On April 30, Sweden celebrates “Valborg” by lighting bonfires to welcome spring and Lola A. Åkerström shows you what to expect.
Valborgsmässoafton (known as “Valborg” or “Walpurgis Night”) welcomes the arrival of spring. The celebration was named after Saint Walpurga who was an Anglo-Saxon missionary in Germany in the 8th century, and its roots are pagan – lighting fires to ward off malevolent spirits. Historically, bonfires were lit along with causing a ruckus with drums, banging pot lids, and screaming to ward off predators and supernatural spirits before animals were put out to pasture for the first time on May 1st.
Today, it is now celebrated publicly regardless of religious beliefs mostly in the Nordics, Northern European countries, and the Baltics.
If you find yourself in Stockholm on April 30th, head across Djurgårdsbron (Djurgårds Bridge) towards the world’s oldest open air museum and zoo, Skansen, on the island of Djurgården for the best bonfire in town.

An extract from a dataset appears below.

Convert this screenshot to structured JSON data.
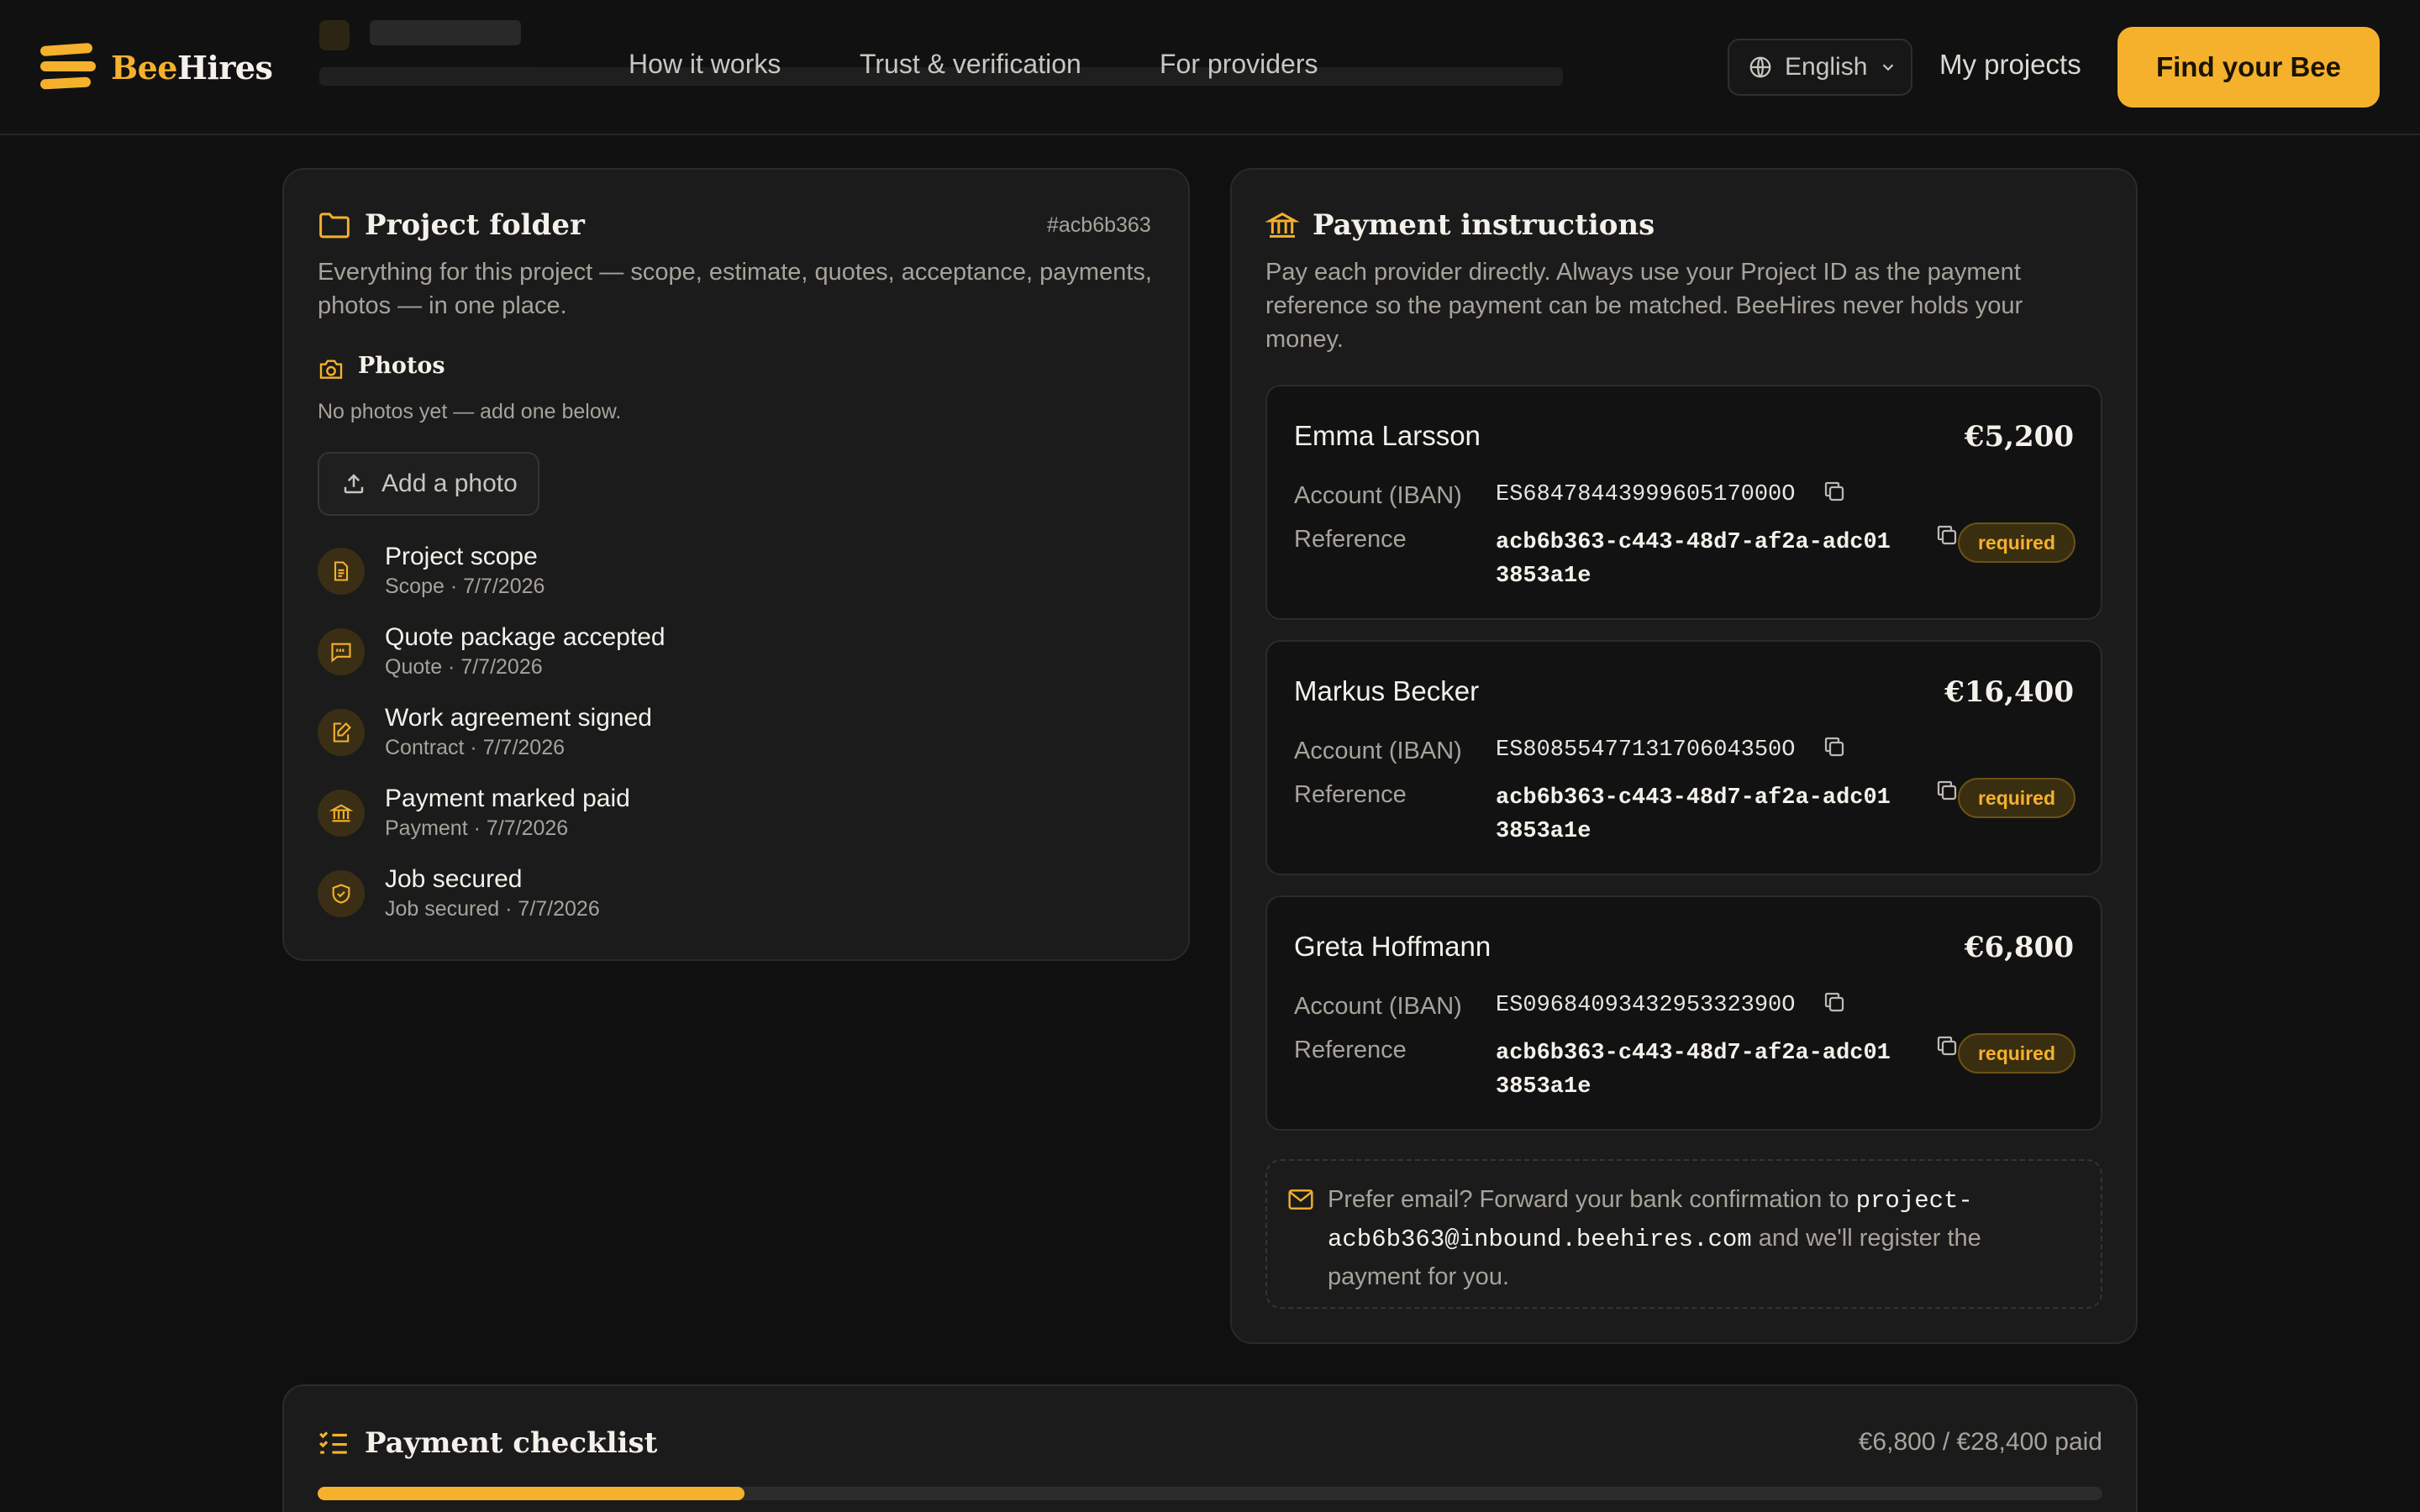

Nowhere beats Skansen which has been holding one of the biggest and oldest Valborg festivals in Sweden since 1894.
A typical Valborg celebration at Skansen starts between 2pm-3pm with a welcome speech by the chairman of ceremonies. Then the crowds are serenaded by traditional spring songs sung by both professional and student choirs including orchestras, and sometimes opera singers and ballet dancers.
Like clockwork at 8:45pm since 1974, a famous Swede or local gives the spring speech, and by 9pm, hot flickering embers fill the dark skies as a massive bonfire is lit. Valborg usually ends with some spectacular fireworks displays over nearby Gröna Lund.
In other parts of the country, celebrations start mid-afternoon with an array of choirs singing spring songs, speeches, and then the lighting of fires.
April 30th also happens to be King Carl XVI Gustaf’s birthday so make your way down to the Royal Palace earlier in the day to catch some marches and military displays. It is also one of the few times when Swedes raise flags all over the country in a symbolic display of patriotism to pay their respects to the king.
The university towns of Gothenburg, Uppsala and Lund boast spectacular bonfires that draw thousands of current and recently graduated students who can be spotted in a sea of white graduation caps resembling sailor hats.
All forms of herring, gravlax, beer, and aquavit (a form of liquor) are usually consumed in massive amounts during Valborg especially by university students who seize the opportunity to party and revel. Nettle soup made from weeds of the same name is also drunk to warm you up because the weeds are some of the first edible vegetation to appear once snow melts away.
The day after Valborg, May 1st, is a public holiday – International Worker’s Day or Labour Day – so head over to Humlegården (a huge park) in Östermalm, and you may run into some marches.
Depending on the weather, concerts and picnics are held all over town.
You can view more photos from previous Valborg celebrations here.